Stamford lost an invaluable historic treasure last Monday after the City issued a permit to demolish the 243 year old house of Revolutionary War veteran Andrew Doherty (1721-1809) at 808 High Ridge Road. In doing so, the City of Stamford ignored timely objections that were filed by a neighbor of the property and the Historic Neighborhood Preservation Program (HNPP).
The humble and venerable house was something that Stamford should have cherished. It was built in 1770 for Andrew Doherty (sometimes Dogherty), a Stamford native who served in General Waterbury’s regiment and is buried in the old North Street cemetery. His Irish surname stood out within Stamford’s predominantly English community during his lifetime. We could have learned more about Andrew Doherty through clues he left behind in the physical plan and construction of the house and archaeology on the site. But the City, by placing the desires of a developer over the good of its people, took away our ability to get to know him better.
HNPP is Stamford’s city-wide non-profit historic preservation organization committed to the protection of our community’s architectural heritage. On September 6 we filed an objection to demolition. On September 7 a neighbor filed another objection. Such objections do not necessarily permanently stop demolition. But they do provide the time necessary to engage the owner and the City to explore reasonable alternatives, such as re-use of the structure within the new development or its relocation. The City took these options off the table when it ignored our objections and issued a demolition permit, on which the developer jumped.
The City has admitted that our request was received in time to be effective and claims that our objection was “overlooked.” The second objection that was made by a neighbor was “disqualified” because of a legal opinion from the City’s corporation counsel that the objection was invalid because it was received by the City a day too early, even though they acknowledged receipt. Can you imagine!?
Federal, state, and yes, even City of Stamford laws protect historic structures from unnecessary destruction because rare buildings like Andrew Doherty’s house contribute to our quality of life. Stamford’s ordinances are explicit in this regard:
It shall be the policy of the City of Stamford and its boards, commissions and departments to give priority to the preservation of the city’s historic architecture and character.
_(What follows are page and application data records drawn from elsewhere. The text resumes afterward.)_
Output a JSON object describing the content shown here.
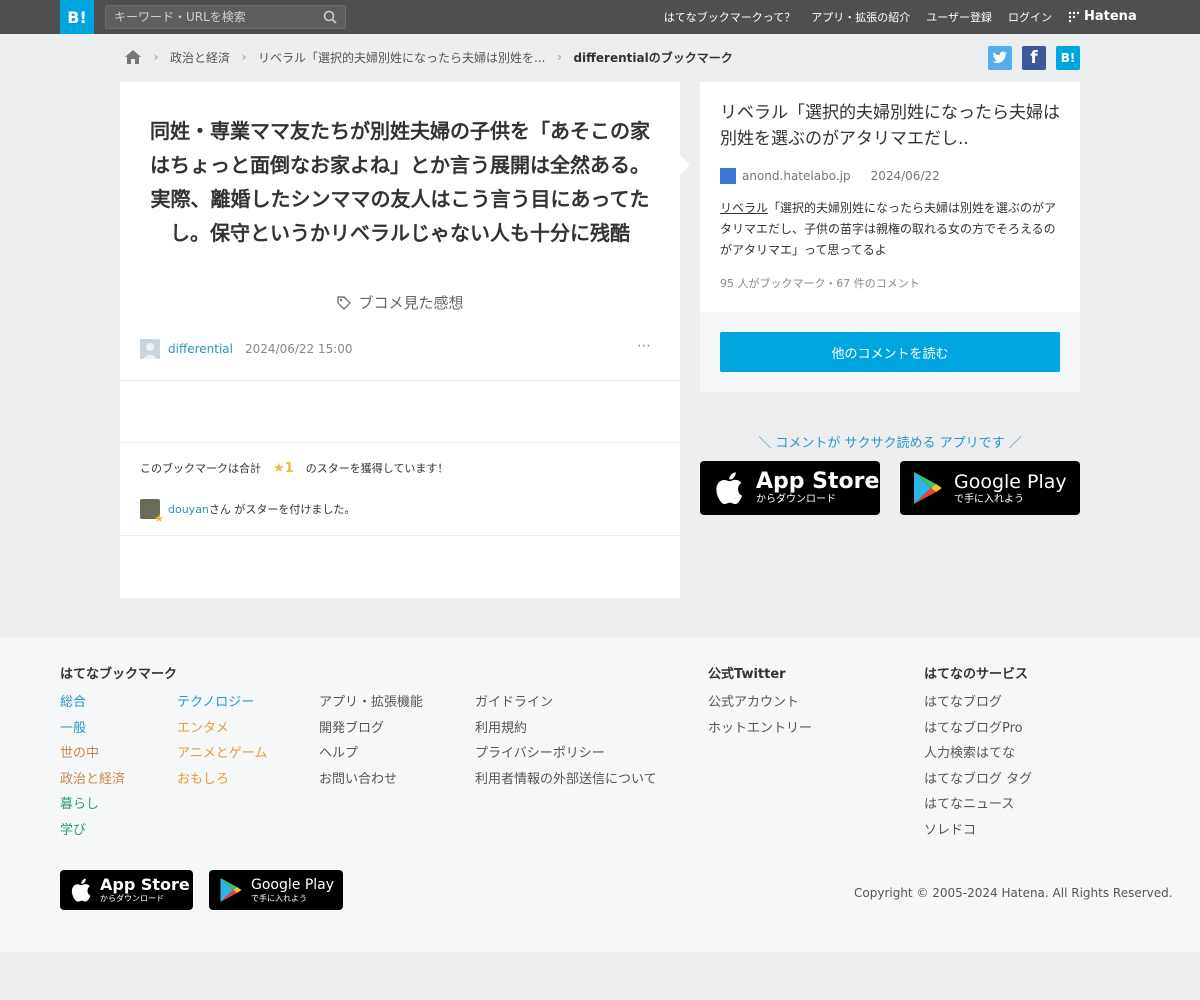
{
  "header": {
    "logo": "B!",
    "search_placeholder": "キーワード・URLを検索",
    "nav": [
      "はてなブックマークって？",
      "アプリ・拡張の紹介",
      "ユーザー登録",
      "ログイン"
    ],
    "brand": "Hatena"
  },
  "breadcrumb": {
    "items": [
      "政治と経済",
      "リベラル「選択的夫婦別姓になったら夫婦は別姓を...",
      "differentialのブックマーク"
    ]
  },
  "share": {
    "twitter": "t",
    "facebook": "f",
    "hatena": "B!"
  },
  "bookmark": {
    "comment": "同姓・専業ママ友たちが別姓夫婦の子供を「あそこの家はちょっと面倒なお家よね」とか言う展開は全然ある。実際、離婚したシンママの友人はこう言う目にあってたし。保守というかリベラルじゃない人も十分に残酷",
    "tag": "ブコメ見た感想",
    "user": "differential",
    "timestamp": "2024/06/22 15:00",
    "more": "⋯"
  },
  "stars": {
    "summary_prefix": "このブックマークは合計",
    "count": "★1",
    "summary_suffix": "のスターを獲得しています！",
    "giver": "douyan",
    "giver_suffix": "さん がスターを付けました。"
  },
  "entry": {
    "title": "リベラル「選択的夫婦別姓になったら夫婦は別姓を選ぶのがアタリマエだし..",
    "domain": "anond.hatelabo.jp",
    "date": "2024/06/22",
    "summary_tag": "リベラル",
    "summary_rest": "「選択的夫婦別姓になったら夫婦は別姓を選ぶのがアタリマエだし、子供の苗字は親権の取れる女の方でそろえるのがアタリマエ」って思ってるよ",
    "counts": "95 人がブックマーク・67 件のコメント",
    "read_button": "他のコメントを読む"
  },
  "promo": {
    "text": "＼ コメントが サクサク読める アプリです ／",
    "appstore_main": "App Store",
    "appstore_sub": "からダウンロード",
    "googleplay_main": "Google Play",
    "googleplay_sub": "で手に入れよう"
  },
  "footer": {
    "col1_title": "はてなブックマーク",
    "categories_left": [
      "総合",
      "一般",
      "世の中",
      "政治と経済",
      "暮らし",
      "学び"
    ],
    "categories_right": [
      "テクノロジー",
      "エンタメ",
      "アニメとゲーム",
      "おもしろ"
    ],
    "links_a": [
      "アプリ・拡張機能",
      "開発ブログ",
      "ヘルプ",
      "お問い合わせ"
    ],
    "links_b": [
      "ガイドライン",
      "利用規約",
      "プライバシーポリシー",
      "利用者情報の外部送信について"
    ],
    "twitter_title": "公式Twitter",
    "twitter_links": [
      "公式アカウント",
      "ホットエントリー"
    ],
    "services_title": "はてなのサービス",
    "services_links": [
      "はてなブログ",
      "はてなブログPro",
      "人力検索はてな",
      "はてなブログ タグ",
      "はてなニュース",
      "ソレドコ"
    ],
    "copyright": "Copyright © 2005-2024 Hatena. All Rights Reserved."
  },
  "colors": {
    "accent": "#00a4de",
    "link": "#2696c4",
    "star": "#f1b736",
    "header_bg": "#4f4f4f"
  }
}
All boards, commissions and departments of the city, including but not limited to those dealing with planning, zoning, transportation, health and safety, shall consider historic and architectural significance and preservation when making decisions concerning whether and how properties and adjacent infrastructure should be rehabilitated, mothballed, maintained, or demolished, including decisions concerning to whom dispositions of property will be made. Properties owned by the City of Stamford shall not be excluded. Demolition shall be treated as an alternative of last resort and shall be utilized only when other reasonable alternatives do not exist. (Section 27.8.B of the City Code of Ordinance)
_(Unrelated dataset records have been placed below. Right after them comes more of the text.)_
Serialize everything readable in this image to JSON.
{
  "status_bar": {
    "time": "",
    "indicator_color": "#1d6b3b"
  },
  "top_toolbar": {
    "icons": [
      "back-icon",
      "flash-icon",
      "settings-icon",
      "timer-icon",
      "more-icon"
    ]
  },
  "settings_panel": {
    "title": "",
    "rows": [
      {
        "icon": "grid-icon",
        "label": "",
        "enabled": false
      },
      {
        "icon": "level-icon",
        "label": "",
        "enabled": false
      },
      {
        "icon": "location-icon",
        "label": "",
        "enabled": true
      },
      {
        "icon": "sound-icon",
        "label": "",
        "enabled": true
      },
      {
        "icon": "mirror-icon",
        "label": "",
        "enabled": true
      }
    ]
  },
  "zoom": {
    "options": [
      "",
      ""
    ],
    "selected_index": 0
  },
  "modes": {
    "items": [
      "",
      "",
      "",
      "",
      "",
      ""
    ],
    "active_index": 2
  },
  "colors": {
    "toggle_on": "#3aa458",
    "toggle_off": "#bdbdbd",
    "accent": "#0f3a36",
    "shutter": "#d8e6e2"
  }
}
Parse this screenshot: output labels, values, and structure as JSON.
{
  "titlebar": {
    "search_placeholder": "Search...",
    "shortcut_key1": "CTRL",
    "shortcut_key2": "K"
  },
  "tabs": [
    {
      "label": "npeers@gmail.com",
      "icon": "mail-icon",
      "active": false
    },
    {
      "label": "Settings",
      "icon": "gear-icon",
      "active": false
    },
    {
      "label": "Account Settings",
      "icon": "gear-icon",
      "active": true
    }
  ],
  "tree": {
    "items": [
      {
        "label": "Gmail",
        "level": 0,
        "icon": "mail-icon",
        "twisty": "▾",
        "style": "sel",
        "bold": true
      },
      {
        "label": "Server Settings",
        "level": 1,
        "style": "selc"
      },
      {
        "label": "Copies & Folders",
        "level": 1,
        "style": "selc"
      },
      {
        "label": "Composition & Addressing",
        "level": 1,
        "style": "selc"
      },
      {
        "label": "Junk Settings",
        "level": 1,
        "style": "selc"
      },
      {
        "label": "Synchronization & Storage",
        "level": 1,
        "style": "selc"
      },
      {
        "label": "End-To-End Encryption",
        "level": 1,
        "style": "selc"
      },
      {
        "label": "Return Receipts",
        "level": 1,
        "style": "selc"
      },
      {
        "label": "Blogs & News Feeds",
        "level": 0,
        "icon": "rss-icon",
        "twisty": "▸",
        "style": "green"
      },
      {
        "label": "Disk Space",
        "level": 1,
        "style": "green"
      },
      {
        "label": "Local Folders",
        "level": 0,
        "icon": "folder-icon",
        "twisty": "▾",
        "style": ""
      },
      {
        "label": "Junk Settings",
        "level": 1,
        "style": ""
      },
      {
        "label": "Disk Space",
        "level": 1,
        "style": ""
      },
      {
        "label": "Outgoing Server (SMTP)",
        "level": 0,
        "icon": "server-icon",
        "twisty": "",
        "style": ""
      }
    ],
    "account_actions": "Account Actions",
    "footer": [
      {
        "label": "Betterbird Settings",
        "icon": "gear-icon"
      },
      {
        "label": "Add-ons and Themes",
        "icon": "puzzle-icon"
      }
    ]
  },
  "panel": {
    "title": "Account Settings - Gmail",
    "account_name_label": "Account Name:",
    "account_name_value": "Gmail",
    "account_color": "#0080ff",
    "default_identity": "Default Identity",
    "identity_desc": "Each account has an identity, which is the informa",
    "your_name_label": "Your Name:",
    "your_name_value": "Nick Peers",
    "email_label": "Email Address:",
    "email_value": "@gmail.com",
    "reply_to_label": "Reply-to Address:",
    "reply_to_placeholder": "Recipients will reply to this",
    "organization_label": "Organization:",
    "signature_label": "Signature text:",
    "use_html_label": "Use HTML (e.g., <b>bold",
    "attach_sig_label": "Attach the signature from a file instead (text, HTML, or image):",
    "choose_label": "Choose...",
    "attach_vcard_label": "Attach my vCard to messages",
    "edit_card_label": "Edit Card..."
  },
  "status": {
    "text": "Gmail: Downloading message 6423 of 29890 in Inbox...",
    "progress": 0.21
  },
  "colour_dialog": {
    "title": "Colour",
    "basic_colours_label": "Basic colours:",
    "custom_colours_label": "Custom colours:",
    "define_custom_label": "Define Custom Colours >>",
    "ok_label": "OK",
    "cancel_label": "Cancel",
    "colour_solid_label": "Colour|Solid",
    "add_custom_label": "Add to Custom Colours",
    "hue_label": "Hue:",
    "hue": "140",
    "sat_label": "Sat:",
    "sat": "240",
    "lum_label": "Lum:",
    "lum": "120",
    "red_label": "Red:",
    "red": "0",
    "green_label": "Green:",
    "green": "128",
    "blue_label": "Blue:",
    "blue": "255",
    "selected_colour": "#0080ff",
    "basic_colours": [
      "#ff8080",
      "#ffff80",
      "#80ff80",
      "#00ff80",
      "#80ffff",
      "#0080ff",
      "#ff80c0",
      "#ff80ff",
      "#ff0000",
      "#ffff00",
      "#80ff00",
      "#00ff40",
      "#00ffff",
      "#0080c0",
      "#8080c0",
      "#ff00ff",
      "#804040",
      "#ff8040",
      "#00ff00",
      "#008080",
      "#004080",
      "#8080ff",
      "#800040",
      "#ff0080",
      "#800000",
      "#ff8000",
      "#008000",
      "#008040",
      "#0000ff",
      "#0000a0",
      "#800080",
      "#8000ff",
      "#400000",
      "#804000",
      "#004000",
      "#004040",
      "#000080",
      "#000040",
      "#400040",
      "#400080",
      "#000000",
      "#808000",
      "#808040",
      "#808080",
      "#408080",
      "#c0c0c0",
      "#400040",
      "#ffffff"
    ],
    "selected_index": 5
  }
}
This house could and should have been saved. The loss of this landmark saddens and deeply disturbs us. The municipal law in place to protect historic buildings from such outrageous action was disregarded. If the City goes out of its way to ready a wrecking ball to aim and fire at the home of a patriot of the War of Independence, is any historic structure protected?
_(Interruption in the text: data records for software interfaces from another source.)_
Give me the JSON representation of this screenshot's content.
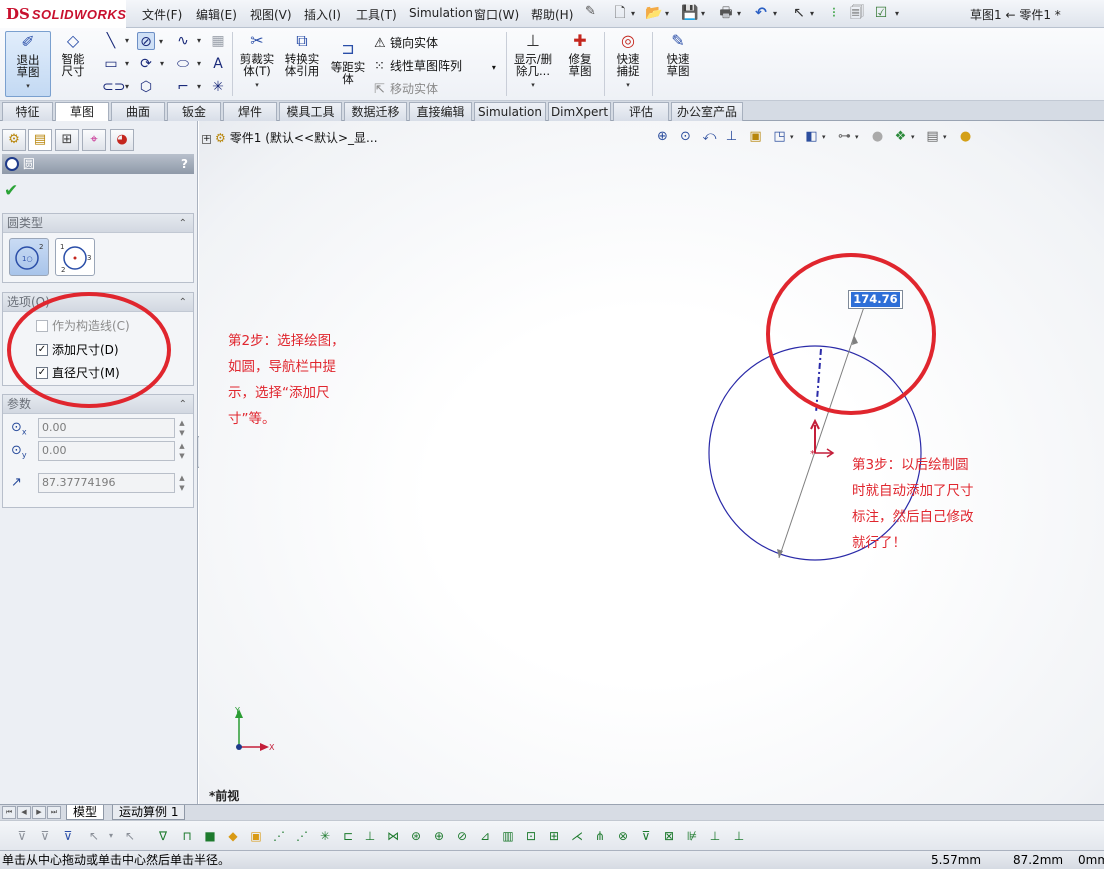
{
  "app": {
    "logo_mark": "DS",
    "logo_text": "SOLIDWORKS",
    "window_title": "草图1 ← 零件1 *"
  },
  "menus": [
    "文件(F)",
    "编辑(E)",
    "视图(V)",
    "插入(I)",
    "工具(T)",
    "Simulation",
    "窗口(W)",
    "帮助(H)"
  ],
  "ribbon": {
    "exit_sketch": "退出草图",
    "smart_dimension": "智能尺寸",
    "trim_entities": "剪裁实体(T)",
    "convert_entities": "转换实体引用",
    "offset_entities": "等距实体",
    "mirror_entities": "镜向实体",
    "linear_pattern": "线性草图阵列",
    "move_entities": "移动实体",
    "display_delete_relations": "显示/删除几...",
    "repair_sketch": "修复草图",
    "quick_snaps": "快速捕捉",
    "rapid_sketch": "快速草图"
  },
  "command_tabs": [
    "特征",
    "草图",
    "曲面",
    "钣金",
    "焊件",
    "模具工具",
    "数据迁移",
    "直接编辑",
    "Simulation",
    "DimXpert",
    "评估",
    "办公室产品"
  ],
  "property_manager": {
    "title": "圆",
    "help": "?",
    "circle_type_group": "圆类型",
    "options_group": "选项(O)",
    "option_construction": "作为构造线(C)",
    "option_add_dimensions": "添加尺寸(D)",
    "option_diameter_dimension": "直径尺寸(M)",
    "option_construction_checked": false,
    "option_add_dimensions_checked": true,
    "option_diameter_dimension_checked": true,
    "parameters_group": "参数",
    "param_center_x": "0.00",
    "param_center_y": "0.00",
    "param_radius": "87.37774196"
  },
  "graphics": {
    "tree_root": "零件1  (默认<<默认>_显...",
    "dimension_value": "174.76",
    "view_label": "*前视",
    "axis_x": "X",
    "axis_y": "Y",
    "note_step2": [
      "第2步：选择绘图，",
      "如圆，导航栏中提",
      "示，选择“添加尺",
      "寸”等。"
    ],
    "note_step3": [
      "第3步：以后绘制圆",
      "时就自动添加了尺寸",
      "标注，然后自己修改",
      "就行了！"
    ],
    "annotation_color": "#e0262e",
    "sketch_color": "#2a2aa8"
  },
  "model_tabs": [
    "模型",
    "运动算例 1"
  ],
  "status_bar": {
    "hint": "单击从中心拖动或单击中心然后单击半径。",
    "x": "5.57mm",
    "y": "87.2mm",
    "z": "0mm"
  }
}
We cannot bring Andrew Doherty’s house back. But we can act together to ensure that the demolition delay ordinance is made to work in the way that it was intended.
The stay of demolition ordinance needs to be tightened to clarify notification and response requirements. Demolition delays should be automatic for any property that is historic or that has been designated a local landmark under the Old Long Ridge Village Historic District Commission ordinance, Stamford’s only local historic district commission. The owner’s obligation to protect the building during the delay, including keeping it secure, weather tight, and prohibiting any abatement of hazardous materials, should be made explicit and enforced.
We believe the citizens of Stamford have had enough. A year ago, 65% of voters approved establishing a Historic Preservation Advisory Commission (HPAC) to advise City agencies and commissions in the land use review process. Although the Board of Representatives enacted an ordinance in April, the Mayor has failed to appoint any members. If this Commission had been in place this fiasco might have been avoided.
Reasonable measures such as demolition delays and the new advisory commission serve to protect our endangered common heritage while also protecting an owner’s property rights – all in the spirit for which Andrew Doherty risked his life to give us our future. In tipping the scales in favor of a private developer over the public good, the City impoverished us and dishonored the memory of a Connecticut American Veteran, Andrew Doherty.
We urge you to let the Mayor and your Representatives know how you feel. We are asking to City to honor its previously made promises, not to mention the law, by making sure that the fiasco that took place on High Ridge Road during the early morning hours when no one was watching does not happen again.
Marshall Millsap, President, HNPP
Wes Hayes, Executive Director, HNPP